Another thing which boggled my mind was the tie-in with Halo video games. Having the Master Chief disappear in the middle of the story had no impact on it whatsoever. In fact, why was it even included? The only reason I can think of is they wanted to connect it to Halo 5: Guardians on a story-driven level, but what they got was more of the same from season one–a marketing ploy, rather than a story.
Overall, Hunt the Truth season two is more of the same. If you liked the first season, you’ll like this even more as it adds something slightly different, just not different enough from its predecessor to warrant a grand slam rating.
King Falls AM is a podcast audio drama masquerading as a radio station for a made up town where nothing is as it seems. What makes this show interesting isn’t so much the story, but its format. The first couple episodes don’t seem to link together in any meaningful way, but when episode three roles around things started getting twice as good. The witty banter between the two co-hosts and their guests is one of many examples of what makes King Falls AM a great listen.
The show is very much the audio drama equivalent of cinematic formalism where form is king and content is second. That’s not to say the story isn’t good, but it plays more of a secondary role to the production as a whole.
You don’t really get a sense of the setting and scope of the project until episode five, when a plot thread is tied up from two episodes prior. Rather than answering the question with another question, the creators use horror in a comedic way to essentially tell the audience: “yeah, we know it doesn’t make sense, but it sure as hell’s entertaining.” Some people might have issues with that, others not so much.

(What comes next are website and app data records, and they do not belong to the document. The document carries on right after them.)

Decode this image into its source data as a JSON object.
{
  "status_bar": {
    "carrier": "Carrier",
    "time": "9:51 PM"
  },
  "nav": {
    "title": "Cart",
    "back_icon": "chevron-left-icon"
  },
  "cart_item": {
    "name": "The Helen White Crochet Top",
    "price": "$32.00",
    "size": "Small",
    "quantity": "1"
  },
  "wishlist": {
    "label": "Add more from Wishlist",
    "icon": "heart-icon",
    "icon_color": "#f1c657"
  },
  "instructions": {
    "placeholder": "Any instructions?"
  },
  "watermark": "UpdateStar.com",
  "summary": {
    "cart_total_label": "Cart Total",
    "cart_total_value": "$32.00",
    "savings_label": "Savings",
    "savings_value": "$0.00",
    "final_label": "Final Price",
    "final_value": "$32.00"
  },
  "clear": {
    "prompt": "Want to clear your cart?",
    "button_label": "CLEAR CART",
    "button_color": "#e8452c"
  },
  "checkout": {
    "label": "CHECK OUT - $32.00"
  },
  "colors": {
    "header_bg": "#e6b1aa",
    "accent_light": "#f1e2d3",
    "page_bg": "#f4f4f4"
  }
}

Needless to say I’ll be continue to listen to this series with increasing interest as each episode slowly peels back the layers of complexity that creators have set up. Whether or not there’s an endgame remains to be seen, but I’d be lying if I said this isn’t an entertaining ride.